The 2019 British Open is upon us, which means it's time to set your alarm clocks early (but not as early as Tiger Woods) to watch the action. But before the tournament starts, it's also time to brush up on the real meaning behind some phrases commonly associated with golf's oldest major championship. Don't worry, there won't be a quiz.
1.) "Open Championship"
This is the official name of the tournament. Although calling it the British Open makes sense to help differentiate it from the U.S. Open, many golf purists bristle when they hear that. To be fair to said purists, since the Open isn't being played in England or Scotland for only the second time ever this year (Northern Ireland's Royal Portrush is hosting its first Open since 1951), it actually doesn't make as much sense to refer to it as the British Open this year. But for the most part, we still will.
2.) "Links Golf Course"
The term describes courses built on land linking the coast to good farmland. In other words, these types of golf courses only originated because there was farmland that was otherwise useless. Yep, golf is kind of like an adopted mistake baby.
3.) "Outward and Inward"
A layout common in links golf in which nine holes go out away from the clubhouse and the other nine come back in. Not very creative TBH, but again, these course designers were working with bad farmland. On the bright side, it encourages playing a full 18 because you're going to have to walk miles back anyway just to get to your car. Yes, golfers pretty much exclusively walk at Open venues, which is the main reason why John Daly isn't playing this year. And why "buggy" (great word) isn't an Open term you need to know.
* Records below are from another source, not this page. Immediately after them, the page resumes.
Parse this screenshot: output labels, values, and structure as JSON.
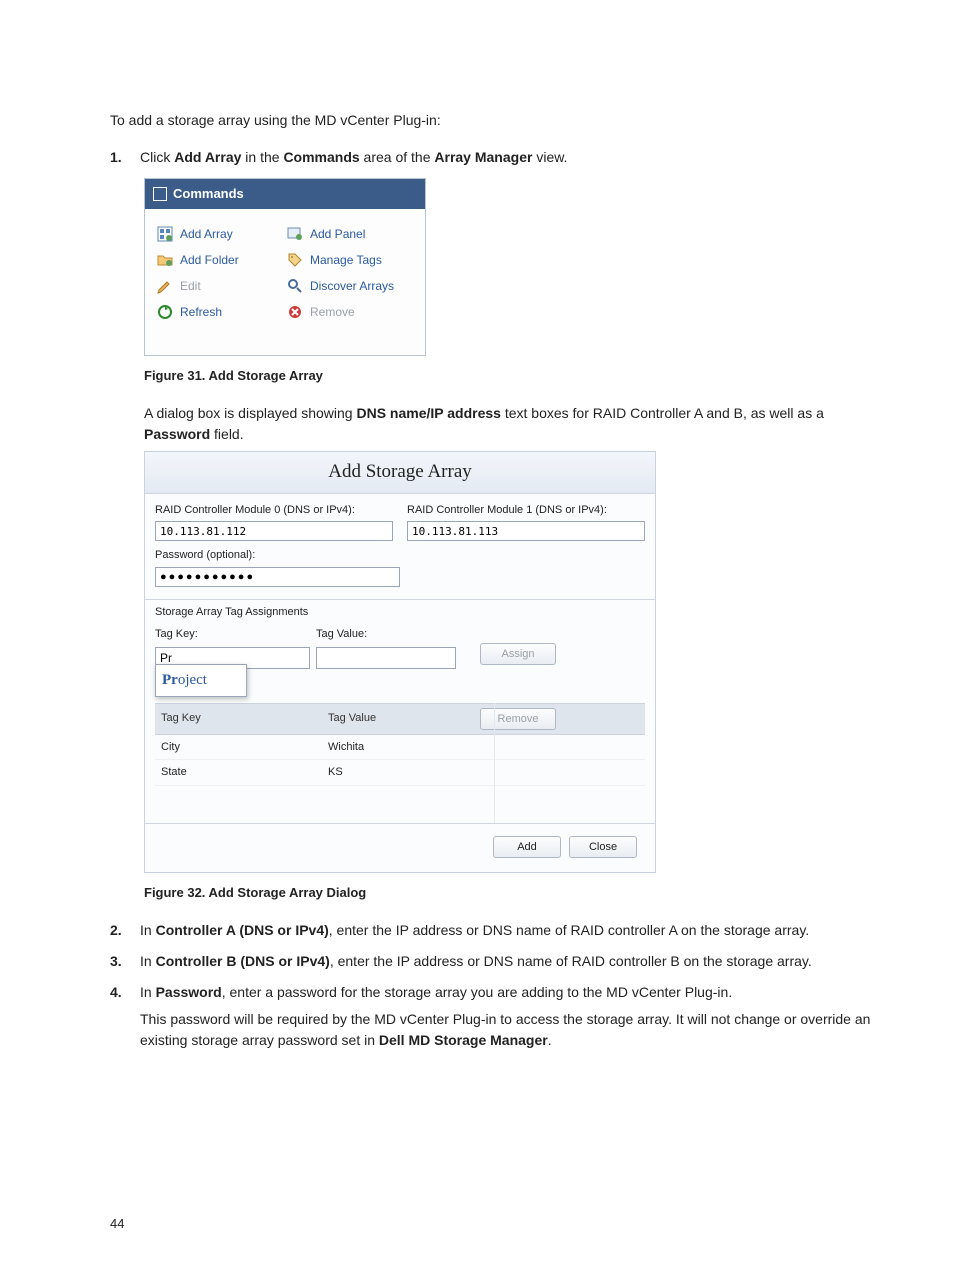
{
  "intro": "To add a storage array using the MD vCenter Plug-in:",
  "step1": {
    "num": "1.",
    "prefix": "Click ",
    "b1": "Add Array",
    "mid1": " in the ",
    "b2": "Commands",
    "mid2": " area of the ",
    "b3": "Array Manager",
    "suffix": " view."
  },
  "cmdPanel": {
    "title": "Commands",
    "items": {
      "addArray": "Add Array",
      "addFolder": "Add Folder",
      "edit": "Edit",
      "refresh": "Refresh",
      "addPanel": "Add Panel",
      "manageTags": "Manage Tags",
      "discover": "Discover Arrays",
      "remove": "Remove"
    }
  },
  "fig31": "Figure 31. Add Storage Array",
  "para1": {
    "prefix": "A dialog box is displayed showing ",
    "b1": "DNS name/IP address",
    "mid1": " text boxes for RAID Controller A and B, as well as a ",
    "b2": "Password",
    "suffix": " field."
  },
  "dialog": {
    "title": "Add Storage Array",
    "ctrl0Label": "RAID Controller Module 0 (DNS or IPv4):",
    "ctrl0Value": "10.113.81.112",
    "ctrl1Label": "RAID Controller Module 1 (DNS or IPv4):",
    "ctrl1Value": "10.113.81.113",
    "pwLabel": "Password (optional):",
    "pwValue": "●●●●●●●●●●●",
    "tagSection": "Storage Array Tag Assignments",
    "tagKeyLabel": "Tag Key:",
    "tagValLabel": "Tag Value:",
    "tagKeyInput": "Pr",
    "autoBold": "Pr",
    "autoRest": "oject",
    "assignBtn": "Assign",
    "tableKeyHead": "Tag Key",
    "tableValHead": "Tag Value",
    "removeBtn": "Remove",
    "rows": [
      {
        "key": "City",
        "val": "Wichita"
      },
      {
        "key": "State",
        "val": "KS"
      }
    ],
    "addBtn": "Add",
    "closeBtn": "Close"
  },
  "fig32": "Figure 32. Add Storage Array Dialog",
  "step2": {
    "num": "2.",
    "p": "In ",
    "b": "Controller A (DNS or IPv4)",
    "s": ", enter the IP address or DNS name of RAID controller A on the storage array."
  },
  "step3": {
    "num": "3.",
    "p": "In ",
    "b": "Controller B (DNS or IPv4)",
    "s": ", enter the IP address or DNS name of RAID controller B on the storage array."
  },
  "step4": {
    "num": "4.",
    "line1p": "In ",
    "line1b": "Password",
    "line1s": ", enter a password for the storage array you are adding to the MD vCenter Plug-in.",
    "line2p": "This password will be required by the MD vCenter Plug-in to access the storage array. It will not change or override an existing storage array password set in ",
    "line2b": "Dell MD Storage Manager",
    "line2s": "."
  },
  "pageNum": "44"
}
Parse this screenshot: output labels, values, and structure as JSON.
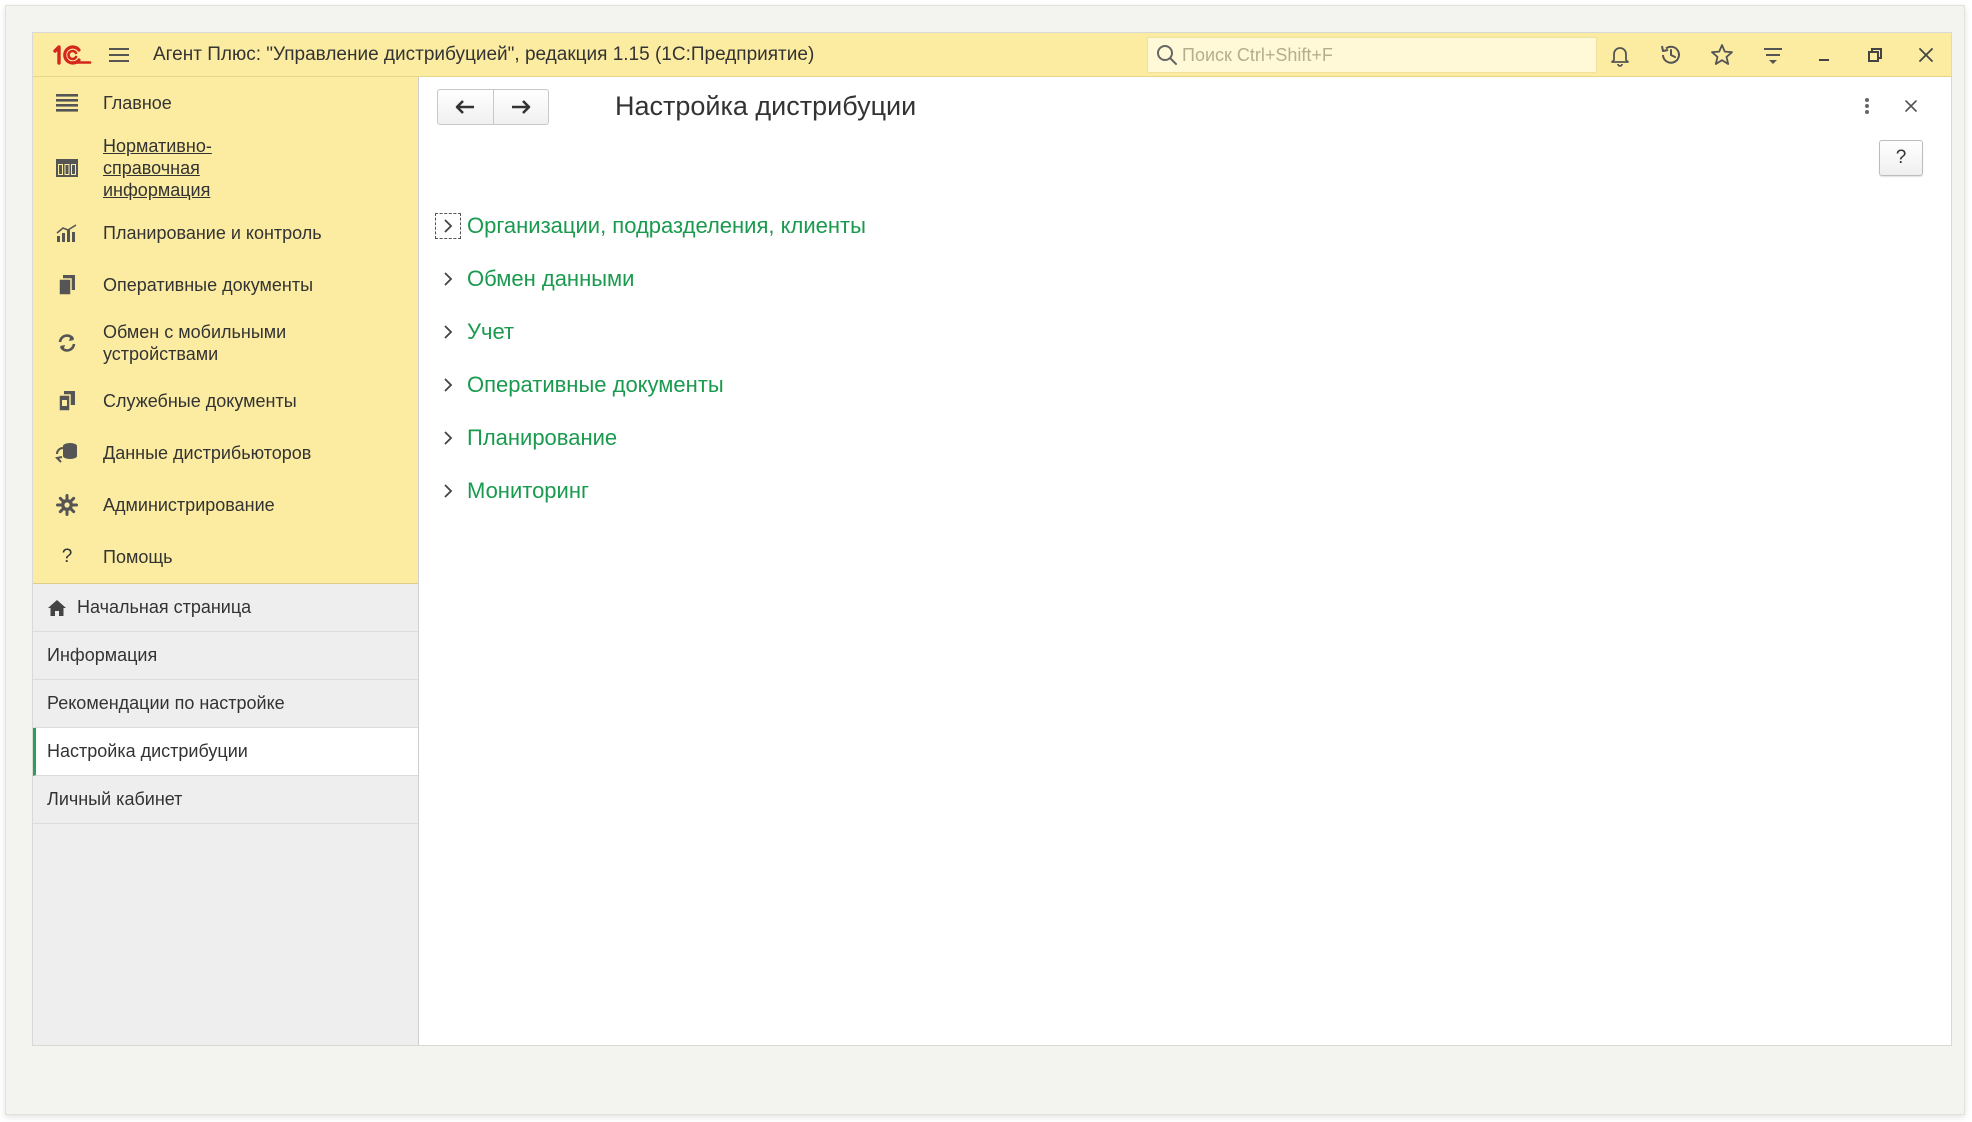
{
  "app": {
    "title": "Агент Плюс: \"Управление дистрибуцией\", редакция 1.15  (1С:Предприятие)"
  },
  "search": {
    "placeholder": "Поиск Ctrl+Shift+F"
  },
  "toolbar_icons": [
    "bell-icon",
    "history-icon",
    "star-icon",
    "funnel-icon",
    "minimize-icon",
    "restore-icon",
    "close-icon"
  ],
  "sections": [
    {
      "label": "Главное",
      "icon": "list-icon"
    },
    {
      "label": "Нормативно-справочная информация",
      "icon": "catalog-icon"
    },
    {
      "label": "Планирование и контроль",
      "icon": "chart-icon"
    },
    {
      "label": "Оперативные документы",
      "icon": "documents-icon"
    },
    {
      "label": "Обмен с мобильными устройствами",
      "icon": "sync-icon"
    },
    {
      "label": "Служебные документы",
      "icon": "service-documents-icon"
    },
    {
      "label": "Данные дистрибьюторов",
      "icon": "distributor-data-icon"
    },
    {
      "label": "Администрирование",
      "icon": "gear-icon"
    },
    {
      "label": "Помощь",
      "icon": "question-icon"
    }
  ],
  "nav": [
    {
      "label": "Начальная страница"
    },
    {
      "label": "Информация"
    },
    {
      "label": "Рекомендации по настройке"
    },
    {
      "label": "Настройка дистрибуции",
      "active": true
    },
    {
      "label": "Личный кабинет"
    }
  ],
  "page": {
    "title": "Настройка дистрибуции",
    "help_label": "?"
  },
  "groups": [
    {
      "label": "Организации, подразделения, клиенты"
    },
    {
      "label": "Обмен данными"
    },
    {
      "label": "Учет"
    },
    {
      "label": "Оперативные документы"
    },
    {
      "label": "Планирование"
    },
    {
      "label": "Мониторинг"
    }
  ],
  "colors": {
    "accent_yellow": "#fbeca1",
    "link_green": "#1a9a4e",
    "active_marker": "#2ca05a",
    "logo_red": "#d4261c"
  }
}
Those annoying little streams that cut through the course and seem to serve as magnets for golf balls. None is more famous than the Barry Burn at Carnoustie, which Jean van de Velde made himself familiar with during his epic collapse at the 1999 British Open. When you hit into one of these narrow waterways it's especially frustrating because it's not exactly like finding a huge lake. Put simply, getting burned by a burn sucks.
Hills of sand that are all over links golf courses. Sometimes, they're the only things that frame a links golf hole and remind a golfer he's not just knocking a ball around an abandoned sheep pasture. You should admire these mini-mountains while also avoiding them. Dunes are often covered in gnarly fescue and they come in all shapes and sizes. Kind of like. . .
6.) "Pot bunkers"
You know how you hate hitting into normal bunkers? Well, these are worse. Much, much worse.
In a land where they pride themselves on playing in tough conditions, anything less than a gale-force wind is considered a "breeze." The Scots and Irish don't even notice a "breeze" or a "wee breeze" unless golf balls start moving on the green before you even hit them. The same can be said of their "drizzle," which in America, would shut most courses down for the day.
8.) "Ground game"
Often employed by football teams without a good quarterback, it's also used by golfers at links courses to take advantage of firm terrain and help avoid the "breeze." Approach shots are often run up onto greens, there are plenty of bump-and-runs around the greens, and sometimes you'll even see players putting with putters or hybrids (Think: Todd Hamilton, left) from insane distances down the fairway. Fun!
This the term for the rotation of courses that traditionally host the Open Championship. The rota is pretty set between The Old Course at St. Andrews, Carnoustie, Royal St. George's, Royal Lytham & St. Annes, Royal Birkdale, Royal Liverpool, Muirfield, and Royal Troon, and now, Royal Portrush. Have trouble telling them apart? We've got you covered with this handy crash course.
A special Scottish sausage dish that contains the liver, heart and lungs of a sheep. Mmm. Why do you need to know this—especially during a year when the Open is in Northern Ireland? Because NBC/Golf Channel announcers will still refer to it during coverage. And you better believe it will still be served in media dining. Thoughts and prayers to those brave enough to try it.
A glass of Scotch whiskey, which will be very prevalent with Portrush's proximity to the island of Islay. Apparently, if you drink enough "drams," even haggis will go down smooth.